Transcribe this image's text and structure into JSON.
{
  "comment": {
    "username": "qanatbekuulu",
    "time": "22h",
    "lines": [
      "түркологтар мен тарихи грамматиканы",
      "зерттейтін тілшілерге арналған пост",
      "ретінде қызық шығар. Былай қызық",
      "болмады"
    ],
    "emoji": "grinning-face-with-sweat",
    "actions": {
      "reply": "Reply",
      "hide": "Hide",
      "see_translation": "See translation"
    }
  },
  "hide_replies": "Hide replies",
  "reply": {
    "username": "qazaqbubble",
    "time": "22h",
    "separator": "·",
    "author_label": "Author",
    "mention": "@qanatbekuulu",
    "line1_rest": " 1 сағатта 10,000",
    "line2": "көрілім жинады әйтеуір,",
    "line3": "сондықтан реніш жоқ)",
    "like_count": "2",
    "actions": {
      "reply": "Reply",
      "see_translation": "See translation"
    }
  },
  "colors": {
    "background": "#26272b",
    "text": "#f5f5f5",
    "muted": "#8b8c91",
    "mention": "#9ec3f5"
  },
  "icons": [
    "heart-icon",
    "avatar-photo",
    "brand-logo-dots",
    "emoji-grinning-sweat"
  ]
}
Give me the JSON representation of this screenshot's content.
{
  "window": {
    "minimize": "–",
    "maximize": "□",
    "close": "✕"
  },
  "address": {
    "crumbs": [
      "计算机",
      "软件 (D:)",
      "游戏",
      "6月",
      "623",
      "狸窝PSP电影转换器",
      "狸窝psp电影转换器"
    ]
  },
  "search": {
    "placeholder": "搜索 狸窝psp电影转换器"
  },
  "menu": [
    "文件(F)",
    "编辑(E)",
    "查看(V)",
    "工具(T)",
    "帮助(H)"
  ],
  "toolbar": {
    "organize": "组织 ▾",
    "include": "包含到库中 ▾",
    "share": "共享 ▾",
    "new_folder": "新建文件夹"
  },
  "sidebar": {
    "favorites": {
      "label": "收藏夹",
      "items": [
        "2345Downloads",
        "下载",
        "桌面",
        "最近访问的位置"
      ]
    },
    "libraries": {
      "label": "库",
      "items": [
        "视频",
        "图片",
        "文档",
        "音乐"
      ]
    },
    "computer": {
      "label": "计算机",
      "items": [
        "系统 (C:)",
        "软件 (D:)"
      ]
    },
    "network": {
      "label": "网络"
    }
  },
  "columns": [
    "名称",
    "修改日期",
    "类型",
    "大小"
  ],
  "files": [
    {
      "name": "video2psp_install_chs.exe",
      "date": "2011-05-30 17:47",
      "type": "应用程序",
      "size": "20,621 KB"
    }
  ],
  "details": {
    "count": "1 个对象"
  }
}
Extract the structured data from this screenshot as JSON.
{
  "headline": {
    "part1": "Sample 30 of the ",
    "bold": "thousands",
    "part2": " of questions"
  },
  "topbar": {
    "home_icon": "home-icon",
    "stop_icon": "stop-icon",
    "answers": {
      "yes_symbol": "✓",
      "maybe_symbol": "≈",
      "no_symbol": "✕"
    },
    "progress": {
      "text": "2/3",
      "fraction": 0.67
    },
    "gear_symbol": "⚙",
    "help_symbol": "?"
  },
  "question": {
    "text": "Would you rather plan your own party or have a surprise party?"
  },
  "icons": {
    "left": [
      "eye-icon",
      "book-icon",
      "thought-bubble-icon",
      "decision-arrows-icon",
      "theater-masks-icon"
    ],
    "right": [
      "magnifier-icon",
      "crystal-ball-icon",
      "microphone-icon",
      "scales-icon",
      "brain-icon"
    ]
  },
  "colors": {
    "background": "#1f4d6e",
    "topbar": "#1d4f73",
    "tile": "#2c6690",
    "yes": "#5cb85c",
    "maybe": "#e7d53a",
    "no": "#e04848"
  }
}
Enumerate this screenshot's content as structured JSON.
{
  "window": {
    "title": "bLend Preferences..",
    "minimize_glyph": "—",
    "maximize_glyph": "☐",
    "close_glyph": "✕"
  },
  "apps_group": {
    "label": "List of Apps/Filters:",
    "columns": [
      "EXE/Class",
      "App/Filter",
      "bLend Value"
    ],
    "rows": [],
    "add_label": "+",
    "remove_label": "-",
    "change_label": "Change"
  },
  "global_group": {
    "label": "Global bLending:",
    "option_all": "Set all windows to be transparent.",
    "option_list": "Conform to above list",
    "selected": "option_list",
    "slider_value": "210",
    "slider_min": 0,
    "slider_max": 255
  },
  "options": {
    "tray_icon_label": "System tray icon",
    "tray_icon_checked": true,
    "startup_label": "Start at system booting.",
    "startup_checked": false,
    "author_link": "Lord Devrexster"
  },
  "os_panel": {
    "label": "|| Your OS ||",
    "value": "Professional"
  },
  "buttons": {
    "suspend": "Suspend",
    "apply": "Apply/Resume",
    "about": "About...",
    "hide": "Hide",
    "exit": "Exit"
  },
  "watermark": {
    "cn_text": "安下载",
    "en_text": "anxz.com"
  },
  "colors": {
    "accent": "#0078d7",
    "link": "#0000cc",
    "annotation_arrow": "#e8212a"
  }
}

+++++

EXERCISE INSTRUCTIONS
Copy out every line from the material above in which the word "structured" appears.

REPLY
Extract the structured data from this screenshot as JSON.
Enumerate this screenshot's content as structured JSON.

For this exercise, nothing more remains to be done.